About this exercise. In the listing that follows, count the lines holding the word "print" and report only that number.

Data for processing.

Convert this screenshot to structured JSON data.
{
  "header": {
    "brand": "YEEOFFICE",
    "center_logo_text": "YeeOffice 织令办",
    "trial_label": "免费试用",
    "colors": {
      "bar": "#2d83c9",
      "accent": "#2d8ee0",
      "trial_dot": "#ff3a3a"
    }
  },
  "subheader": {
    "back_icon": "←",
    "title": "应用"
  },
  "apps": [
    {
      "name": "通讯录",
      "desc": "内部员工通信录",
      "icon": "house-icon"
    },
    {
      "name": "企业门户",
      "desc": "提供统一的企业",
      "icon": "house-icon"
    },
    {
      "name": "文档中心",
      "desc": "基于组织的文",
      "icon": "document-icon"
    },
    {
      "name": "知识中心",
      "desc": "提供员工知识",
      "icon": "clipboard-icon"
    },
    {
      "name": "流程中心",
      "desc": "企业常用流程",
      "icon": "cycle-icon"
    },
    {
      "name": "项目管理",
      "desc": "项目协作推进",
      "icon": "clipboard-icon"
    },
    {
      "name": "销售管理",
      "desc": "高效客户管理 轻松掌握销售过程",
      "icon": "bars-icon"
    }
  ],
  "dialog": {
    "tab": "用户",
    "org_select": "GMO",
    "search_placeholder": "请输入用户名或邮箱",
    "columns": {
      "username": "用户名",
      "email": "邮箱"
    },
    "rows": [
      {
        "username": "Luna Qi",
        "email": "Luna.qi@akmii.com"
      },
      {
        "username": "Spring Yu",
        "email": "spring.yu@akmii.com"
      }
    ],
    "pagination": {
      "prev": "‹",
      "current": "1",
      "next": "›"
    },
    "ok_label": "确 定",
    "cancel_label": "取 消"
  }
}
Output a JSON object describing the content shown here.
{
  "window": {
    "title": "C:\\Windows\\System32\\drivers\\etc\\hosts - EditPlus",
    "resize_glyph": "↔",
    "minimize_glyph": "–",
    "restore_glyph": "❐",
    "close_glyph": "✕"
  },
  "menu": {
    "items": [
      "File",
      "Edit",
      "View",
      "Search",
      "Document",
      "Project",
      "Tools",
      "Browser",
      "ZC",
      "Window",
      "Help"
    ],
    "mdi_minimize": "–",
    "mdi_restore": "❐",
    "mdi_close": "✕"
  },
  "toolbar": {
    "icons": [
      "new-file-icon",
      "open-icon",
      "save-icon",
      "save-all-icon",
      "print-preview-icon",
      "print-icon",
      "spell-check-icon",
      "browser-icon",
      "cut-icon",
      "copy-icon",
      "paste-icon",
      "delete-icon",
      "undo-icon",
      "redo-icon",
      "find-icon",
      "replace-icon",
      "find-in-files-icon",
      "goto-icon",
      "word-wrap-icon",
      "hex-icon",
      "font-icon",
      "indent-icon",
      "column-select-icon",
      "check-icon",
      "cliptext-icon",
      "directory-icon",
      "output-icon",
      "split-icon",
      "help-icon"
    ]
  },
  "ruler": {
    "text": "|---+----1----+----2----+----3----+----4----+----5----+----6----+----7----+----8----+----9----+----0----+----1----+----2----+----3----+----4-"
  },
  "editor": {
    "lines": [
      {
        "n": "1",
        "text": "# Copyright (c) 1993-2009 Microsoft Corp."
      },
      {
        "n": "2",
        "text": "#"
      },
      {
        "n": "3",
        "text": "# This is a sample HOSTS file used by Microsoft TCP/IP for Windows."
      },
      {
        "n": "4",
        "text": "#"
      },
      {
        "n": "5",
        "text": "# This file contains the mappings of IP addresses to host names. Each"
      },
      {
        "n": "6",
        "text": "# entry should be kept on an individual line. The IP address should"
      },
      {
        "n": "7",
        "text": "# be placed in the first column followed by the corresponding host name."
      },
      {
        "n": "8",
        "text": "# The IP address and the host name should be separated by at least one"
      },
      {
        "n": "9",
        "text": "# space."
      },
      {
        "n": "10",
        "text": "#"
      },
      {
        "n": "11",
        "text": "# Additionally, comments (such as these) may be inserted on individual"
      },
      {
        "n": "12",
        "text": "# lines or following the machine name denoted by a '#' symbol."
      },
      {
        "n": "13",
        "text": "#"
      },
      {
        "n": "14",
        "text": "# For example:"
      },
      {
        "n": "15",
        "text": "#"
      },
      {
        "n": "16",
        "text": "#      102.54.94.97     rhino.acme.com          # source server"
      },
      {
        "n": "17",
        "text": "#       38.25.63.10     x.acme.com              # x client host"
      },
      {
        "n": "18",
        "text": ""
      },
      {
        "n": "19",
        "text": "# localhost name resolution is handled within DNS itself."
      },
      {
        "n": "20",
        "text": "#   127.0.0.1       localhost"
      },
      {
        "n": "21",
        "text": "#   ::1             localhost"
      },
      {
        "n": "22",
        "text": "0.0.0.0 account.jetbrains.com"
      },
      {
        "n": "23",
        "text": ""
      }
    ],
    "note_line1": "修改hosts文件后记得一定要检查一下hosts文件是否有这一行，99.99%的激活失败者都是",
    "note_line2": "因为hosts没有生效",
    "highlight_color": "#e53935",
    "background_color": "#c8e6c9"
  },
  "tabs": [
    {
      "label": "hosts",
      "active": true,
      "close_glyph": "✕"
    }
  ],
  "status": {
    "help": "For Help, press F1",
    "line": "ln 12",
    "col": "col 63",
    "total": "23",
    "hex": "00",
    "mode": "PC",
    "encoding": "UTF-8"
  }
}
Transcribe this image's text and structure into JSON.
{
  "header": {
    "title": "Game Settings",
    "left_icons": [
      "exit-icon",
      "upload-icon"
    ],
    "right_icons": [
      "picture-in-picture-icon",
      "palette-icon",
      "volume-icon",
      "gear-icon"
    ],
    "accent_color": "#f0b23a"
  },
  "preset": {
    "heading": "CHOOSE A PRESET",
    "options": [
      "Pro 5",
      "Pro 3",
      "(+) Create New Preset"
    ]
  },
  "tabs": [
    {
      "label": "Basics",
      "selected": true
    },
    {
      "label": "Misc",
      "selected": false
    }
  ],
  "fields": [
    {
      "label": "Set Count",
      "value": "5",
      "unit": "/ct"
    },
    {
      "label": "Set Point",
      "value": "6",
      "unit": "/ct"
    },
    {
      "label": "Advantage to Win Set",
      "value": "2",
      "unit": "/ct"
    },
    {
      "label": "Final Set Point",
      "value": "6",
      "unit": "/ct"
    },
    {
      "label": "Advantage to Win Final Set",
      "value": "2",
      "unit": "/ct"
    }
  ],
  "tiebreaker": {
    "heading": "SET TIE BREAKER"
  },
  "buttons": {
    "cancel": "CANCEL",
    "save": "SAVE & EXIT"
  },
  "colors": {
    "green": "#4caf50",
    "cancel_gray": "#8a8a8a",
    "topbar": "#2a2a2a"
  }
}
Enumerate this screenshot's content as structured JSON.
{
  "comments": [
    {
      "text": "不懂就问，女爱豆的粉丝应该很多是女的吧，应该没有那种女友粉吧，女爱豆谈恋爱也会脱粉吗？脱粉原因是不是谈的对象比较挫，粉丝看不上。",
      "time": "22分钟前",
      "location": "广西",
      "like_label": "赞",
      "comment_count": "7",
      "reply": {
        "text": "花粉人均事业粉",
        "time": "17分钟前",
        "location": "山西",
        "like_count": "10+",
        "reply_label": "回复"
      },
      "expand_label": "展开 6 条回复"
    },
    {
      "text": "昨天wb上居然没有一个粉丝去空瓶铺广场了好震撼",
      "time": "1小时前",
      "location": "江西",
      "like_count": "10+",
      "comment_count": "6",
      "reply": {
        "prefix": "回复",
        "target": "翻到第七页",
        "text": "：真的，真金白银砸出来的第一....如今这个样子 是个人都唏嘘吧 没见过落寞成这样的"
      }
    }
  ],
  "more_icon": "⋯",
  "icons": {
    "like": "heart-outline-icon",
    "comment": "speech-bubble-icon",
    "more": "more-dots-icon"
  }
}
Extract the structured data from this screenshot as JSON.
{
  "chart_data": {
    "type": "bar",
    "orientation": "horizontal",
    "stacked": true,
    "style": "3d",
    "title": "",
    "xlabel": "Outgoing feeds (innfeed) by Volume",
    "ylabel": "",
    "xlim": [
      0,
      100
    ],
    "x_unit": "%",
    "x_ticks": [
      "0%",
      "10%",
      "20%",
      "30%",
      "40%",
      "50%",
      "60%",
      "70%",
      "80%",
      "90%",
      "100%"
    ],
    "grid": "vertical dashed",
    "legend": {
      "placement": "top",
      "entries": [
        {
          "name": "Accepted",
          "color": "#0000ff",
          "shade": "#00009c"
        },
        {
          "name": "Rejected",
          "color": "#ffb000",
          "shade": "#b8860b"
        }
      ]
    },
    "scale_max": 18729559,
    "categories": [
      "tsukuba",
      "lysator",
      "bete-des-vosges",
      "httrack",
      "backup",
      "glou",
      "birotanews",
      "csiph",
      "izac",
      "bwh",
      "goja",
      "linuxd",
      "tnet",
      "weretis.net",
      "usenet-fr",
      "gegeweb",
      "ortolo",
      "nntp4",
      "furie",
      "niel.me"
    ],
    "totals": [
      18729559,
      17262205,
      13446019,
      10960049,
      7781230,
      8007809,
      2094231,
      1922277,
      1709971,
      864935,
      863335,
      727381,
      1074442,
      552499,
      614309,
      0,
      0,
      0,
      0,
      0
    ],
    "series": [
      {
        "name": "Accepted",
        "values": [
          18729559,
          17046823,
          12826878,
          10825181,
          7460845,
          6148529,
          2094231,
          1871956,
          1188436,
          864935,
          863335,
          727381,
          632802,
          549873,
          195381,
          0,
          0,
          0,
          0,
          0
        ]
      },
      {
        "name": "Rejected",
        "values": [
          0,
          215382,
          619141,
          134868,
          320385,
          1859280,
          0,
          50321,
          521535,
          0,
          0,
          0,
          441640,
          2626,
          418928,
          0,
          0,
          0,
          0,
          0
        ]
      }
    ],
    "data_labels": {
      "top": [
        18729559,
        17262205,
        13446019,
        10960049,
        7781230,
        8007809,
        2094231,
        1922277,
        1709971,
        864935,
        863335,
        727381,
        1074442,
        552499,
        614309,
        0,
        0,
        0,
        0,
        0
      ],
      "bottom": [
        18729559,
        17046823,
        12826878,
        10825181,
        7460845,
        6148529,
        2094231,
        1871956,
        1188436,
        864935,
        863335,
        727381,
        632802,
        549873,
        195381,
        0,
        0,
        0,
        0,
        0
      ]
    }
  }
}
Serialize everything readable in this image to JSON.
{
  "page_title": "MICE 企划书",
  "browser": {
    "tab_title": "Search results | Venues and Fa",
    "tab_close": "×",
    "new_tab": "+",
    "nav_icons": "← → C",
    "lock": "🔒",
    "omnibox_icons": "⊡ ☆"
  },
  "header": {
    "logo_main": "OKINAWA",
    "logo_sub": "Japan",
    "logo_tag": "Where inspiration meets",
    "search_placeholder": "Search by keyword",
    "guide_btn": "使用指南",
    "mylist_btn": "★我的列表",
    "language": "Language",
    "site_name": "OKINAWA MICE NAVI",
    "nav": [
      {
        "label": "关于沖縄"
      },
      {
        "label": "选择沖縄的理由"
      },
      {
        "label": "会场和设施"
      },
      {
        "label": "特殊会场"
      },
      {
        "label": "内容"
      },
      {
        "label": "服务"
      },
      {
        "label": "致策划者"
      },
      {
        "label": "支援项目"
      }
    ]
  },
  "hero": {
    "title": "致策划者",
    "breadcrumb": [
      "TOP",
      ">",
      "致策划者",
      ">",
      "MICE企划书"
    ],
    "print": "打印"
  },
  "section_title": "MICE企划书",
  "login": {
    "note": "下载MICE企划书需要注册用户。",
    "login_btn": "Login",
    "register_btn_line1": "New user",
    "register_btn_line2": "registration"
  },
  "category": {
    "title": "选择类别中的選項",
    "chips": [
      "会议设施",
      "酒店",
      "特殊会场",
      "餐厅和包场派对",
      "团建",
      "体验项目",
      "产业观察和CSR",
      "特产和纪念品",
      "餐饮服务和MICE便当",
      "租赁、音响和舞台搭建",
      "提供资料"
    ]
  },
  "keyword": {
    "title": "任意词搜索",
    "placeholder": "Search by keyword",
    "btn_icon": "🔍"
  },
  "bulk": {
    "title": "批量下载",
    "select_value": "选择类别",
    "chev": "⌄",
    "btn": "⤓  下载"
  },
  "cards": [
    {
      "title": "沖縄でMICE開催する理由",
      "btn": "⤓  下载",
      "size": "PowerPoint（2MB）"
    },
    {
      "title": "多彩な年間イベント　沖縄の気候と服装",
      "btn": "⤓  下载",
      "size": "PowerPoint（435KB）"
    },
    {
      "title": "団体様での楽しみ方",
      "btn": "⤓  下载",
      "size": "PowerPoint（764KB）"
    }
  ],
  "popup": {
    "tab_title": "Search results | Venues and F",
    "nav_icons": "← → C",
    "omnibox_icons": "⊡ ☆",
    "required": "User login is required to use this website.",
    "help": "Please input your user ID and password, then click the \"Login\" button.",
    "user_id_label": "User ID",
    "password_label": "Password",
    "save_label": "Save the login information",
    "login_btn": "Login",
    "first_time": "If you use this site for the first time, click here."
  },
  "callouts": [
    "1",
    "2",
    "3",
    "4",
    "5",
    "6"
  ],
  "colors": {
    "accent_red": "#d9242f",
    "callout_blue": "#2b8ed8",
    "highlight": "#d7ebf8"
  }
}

Solution to this task. 3